by Shon Mehta
Who is the hero of a story? The one who is brave and honourable, or the one who survives to tell the story?
Which is the more powerful weapon? The one that wins battles, or the one that wins the minds of people?
Set in the ancient land of Jivavarta, ‘The Timingila’ is the story of Trishala, a weak kingdom at the mercy of its neighbours, and Tasvak, the unwanted child of its king.
When a series of unexpected events put Trishala under a tyrant’s control, Tasvak is forced into a web of deception as he struggles to resurrect Trishala’s lost glory. Along the way, he has to deal with fanatics, assassins, victims, and reformers. Facing manipulation and betrayal at every step, will Tasvak succeed?
‘The Timingila’ is a fast-paced thriller written as a series of short chapters.
I was kindly given an e-ARC of the book by NetGalley in return for an honest review.
I have been meaning to post this review for a long time now but life got in the way.
I read this book in almost a single sitting and it’s such a fresh take on fantasy. I am not saying it’s never been done before but to read it in today’s time is a good thing, you know. It is a fantasy, and it’s fast moving. The characters are all varied and with their own voices. I loved the way the main character grew as the time passed. From a shunned young man to the heights of glory and his journey there.
If there’s one thing I have against it, it’s the lack of connection with some of the characters that were supposedly close to the main character. I never really saw the relationship develop between Tasvak and his wife, yes, they fell in love as the time passed but where were the important moments, the ones that make a relationship worthwhile? Those tender moments were sorely missed and I wish there had been at least a few of them.
The author’s writing is good, I think with the way the characters acted in their lives and the way the plot evolved, it could be directed at a younger audience than I? Or maybe that’s just my feeling of the book, in general. However, all of this does not negate the fact that it is a really good book to read, something new in a way. For one, it is not a typical high fantasy, it’s not set in an eerily similar ‘Western-minded’ world. For once, the set up and the people seemed familiar and I loved that. The lack of magic made it even more tempting to me, if I am being honest. I love reading about magic, trust me but sometimes, it’s also such a pleasure to read something without it.
I loved the fact that the main character wasn’t a proper, traditional hero. He might have started out that way but during the journey of life, some things happened and the character wasn’t all glowy and righteous. He was flawed and was manipulated and manipulative. He grew and maybe not for the best but he wasn’t the worst either. I really liked that. The supporting characters were all equally awesome, some that seemed good were good and some weren’t quite there yet.
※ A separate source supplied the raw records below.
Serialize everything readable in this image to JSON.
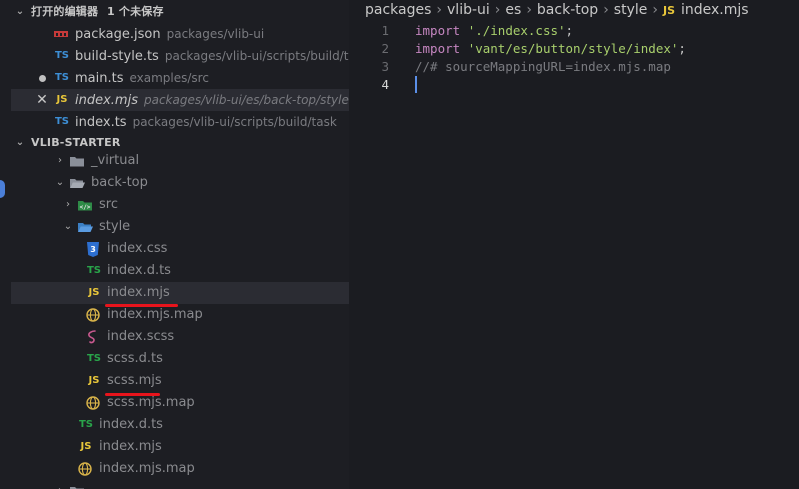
{
  "open_editors": {
    "header_label": "打开的编辑器",
    "unsaved_label": "1 个未保存",
    "items": [
      {
        "icon": "npm-icon",
        "name": "package.json",
        "path": "packages/vlib-ui"
      },
      {
        "icon": "TS",
        "name": "build-style.ts",
        "path": "packages/vlib-ui/scripts/build/t..."
      },
      {
        "icon": "TS",
        "name": "main.ts",
        "path": "examples/src"
      },
      {
        "icon": "JS",
        "name": "index.mjs",
        "path": "packages/vlib-ui/es/back-top/style"
      },
      {
        "icon": "TS",
        "name": "index.ts",
        "path": "packages/vlib-ui/scripts/build/task"
      }
    ]
  },
  "explorer": {
    "root_label": "VLIB-STARTER",
    "items": [
      {
        "name": "_virtual",
        "icon": "folder-icon"
      },
      {
        "name": "back-top",
        "icon": "folder-open-icon"
      },
      {
        "name": "src",
        "icon": "folder-src-icon"
      },
      {
        "name": "style",
        "icon": "folder-style-icon"
      },
      {
        "name": "index.css",
        "icon": "css-icon"
      },
      {
        "name": "index.d.ts",
        "icon": "TS"
      },
      {
        "name": "index.mjs",
        "icon": "JS"
      },
      {
        "name": "index.mjs.map",
        "icon": "globe-icon"
      },
      {
        "name": "index.scss",
        "icon": "sass-icon"
      },
      {
        "name": "scss.d.ts",
        "icon": "TS"
      },
      {
        "name": "scss.mjs",
        "icon": "JS"
      },
      {
        "name": "scss.mjs.map",
        "icon": "globe-icon"
      },
      {
        "name": "index.d.ts",
        "icon": "TS"
      },
      {
        "name": "index.mjs",
        "icon": "JS"
      },
      {
        "name": "index.mjs.map",
        "icon": "globe-icon"
      }
    ]
  },
  "breadcrumb": [
    "packages",
    "vlib-ui",
    "es",
    "back-top",
    "style",
    "index.mjs"
  ],
  "breadcrumb_file_icon": "JS",
  "code": {
    "lines": [
      {
        "num": "1",
        "kw": "import",
        "str": "'./index.css'",
        "end": ";"
      },
      {
        "num": "2",
        "kw": "import",
        "str": "'vant/es/button/style/index'",
        "end": ";"
      },
      {
        "num": "3",
        "comment": "//# sourceMappingURL=index.mjs.map"
      },
      {
        "num": "4"
      }
    ]
  },
  "colors": {
    "annotation_underline": "#e8141c",
    "ts_icon": "#3d8fd6",
    "js_icon": "#e8c63a",
    "cursor": "#5b8fe8"
  }
}
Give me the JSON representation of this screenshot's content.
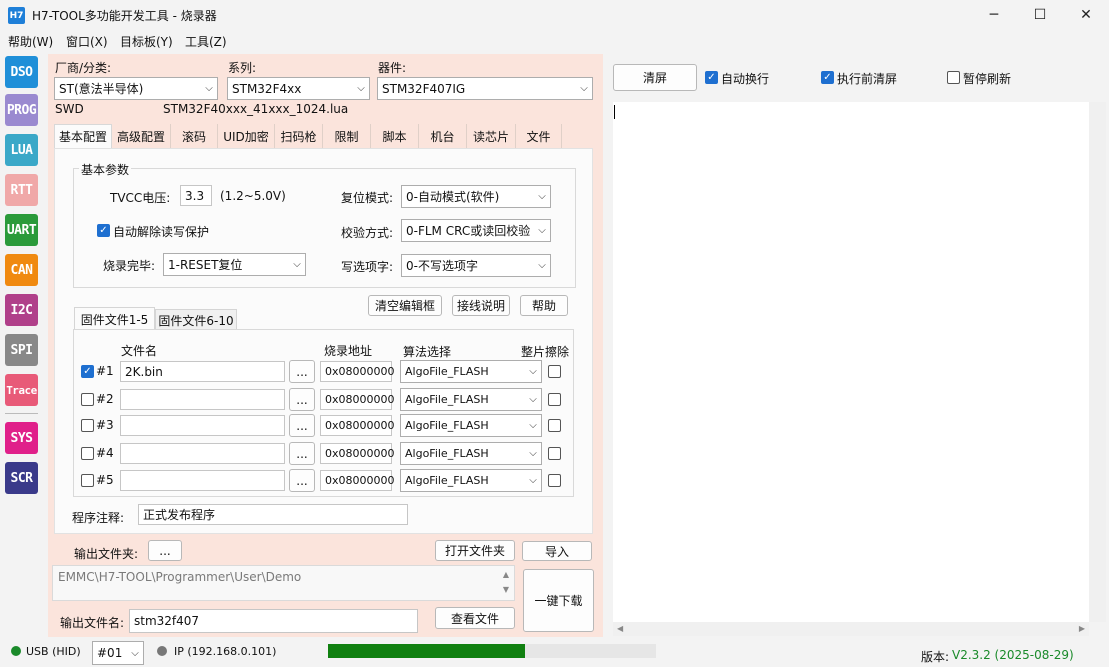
{
  "window": {
    "logo": "H7",
    "title": "H7-TOOL多功能开发工具 - 烧录器",
    "minimize": "─",
    "maximize": "☐",
    "close": "✕"
  },
  "menu": [
    "帮助(W)",
    "窗口(X)",
    "目标板(Y)",
    "工具(Z)"
  ],
  "sidebar": [
    {
      "label": "DSO",
      "color": "#1f8fd8"
    },
    {
      "label": "PROG",
      "color": "#9a8ad0"
    },
    {
      "label": "LUA",
      "color": "#3aa8c8"
    },
    {
      "label": "RTT",
      "color": "#f0a8a8"
    },
    {
      "label": "UART",
      "color": "#2a9a3a"
    },
    {
      "label": "CAN",
      "color": "#f08a10"
    },
    {
      "label": "I2C",
      "color": "#b0408a"
    },
    {
      "label": "SPI",
      "color": "#888888"
    },
    {
      "label": "Trace",
      "color": "#e85a78"
    },
    {
      "label": "SYS",
      "color": "#e0208a"
    },
    {
      "label": "SCR",
      "color": "#3a3a8a"
    }
  ],
  "device": {
    "vendor_label": "厂商/分类:",
    "vendor": "ST(意法半导体)",
    "series_label": "系列:",
    "series": "STM32F4xx",
    "part_label": "器件:",
    "part": "STM32F407IG",
    "interface": "SWD",
    "script": "STM32F40xxx_41xxx_1024.lua"
  },
  "tabs": [
    "基本配置",
    "高级配置",
    "滚码",
    "UID加密",
    "扫码枪",
    "限制",
    "脚本",
    "机台",
    "读芯片",
    "文件"
  ],
  "basic": {
    "group_title": "基本参数",
    "tvcc_label": "TVCC电压:",
    "tvcc": "3.3",
    "tvcc_range": "(1.2~5.0V)",
    "reset_label": "复位模式:",
    "reset": "0-自动模式(软件)",
    "unlock_label": "自动解除读写保护",
    "verify_label": "校验方式:",
    "verify": "0-FLM CRC或读回校验",
    "finish_label": "烧录完毕:",
    "finish": "1-RESET复位",
    "option_label": "写选项字:",
    "option": "0-不写选项字"
  },
  "actions": {
    "clear_editor": "清空编辑框",
    "wiring": "接线说明",
    "help": "帮助"
  },
  "fw_tabs": [
    "固件文件1-5",
    "固件文件6-10"
  ],
  "fw_headers": {
    "file": "文件名",
    "addr": "烧录地址",
    "algo": "算法选择",
    "erase": "整片擦除"
  },
  "fw_rows": [
    {
      "id": "#1",
      "checked": true,
      "file": "2K.bin",
      "browse": "...",
      "addr": "0x08000000",
      "algo": "AlgoFile_FLASH"
    },
    {
      "id": "#2",
      "checked": false,
      "file": "",
      "browse": "...",
      "addr": "0x08000000",
      "algo": "AlgoFile_FLASH"
    },
    {
      "id": "#3",
      "checked": false,
      "file": "",
      "browse": "...",
      "addr": "0x08000000",
      "algo": "AlgoFile_FLASH"
    },
    {
      "id": "#4",
      "checked": false,
      "file": "",
      "browse": "...",
      "addr": "0x08000000",
      "algo": "AlgoFile_FLASH"
    },
    {
      "id": "#5",
      "checked": false,
      "file": "",
      "browse": "...",
      "addr": "0x08000000",
      "algo": "AlgoFile_FLASH"
    }
  ],
  "note_label": "程序注释:",
  "note": "正式发布程序",
  "output": {
    "folder_label": "输出文件夹:",
    "folder_browse": "...",
    "open_folder": "打开文件夹",
    "import": "导入",
    "path": "EMMC\\H7-TOOL\\Programmer\\User\\Demo",
    "name_label": "输出文件名:",
    "name": "stm32f407",
    "view_file": "查看文件",
    "download": "一键下载"
  },
  "right": {
    "clear": "清屏",
    "auto_wrap": "自动换行",
    "clear_before": "执行前清屏",
    "pause": "暂停刷新"
  },
  "status": {
    "usb": "USB (HID)",
    "port": "#01",
    "ip": "IP (192.168.0.101)",
    "progress": 0.6,
    "version_label": "版本:",
    "version": "V2.3.2 (2025-08-29)"
  }
}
Overall, a lovely book that should appeal to those who want to read something different, something that has a fast pace and at times, odd developments that leave you wondering.
One thought on “The Timingila”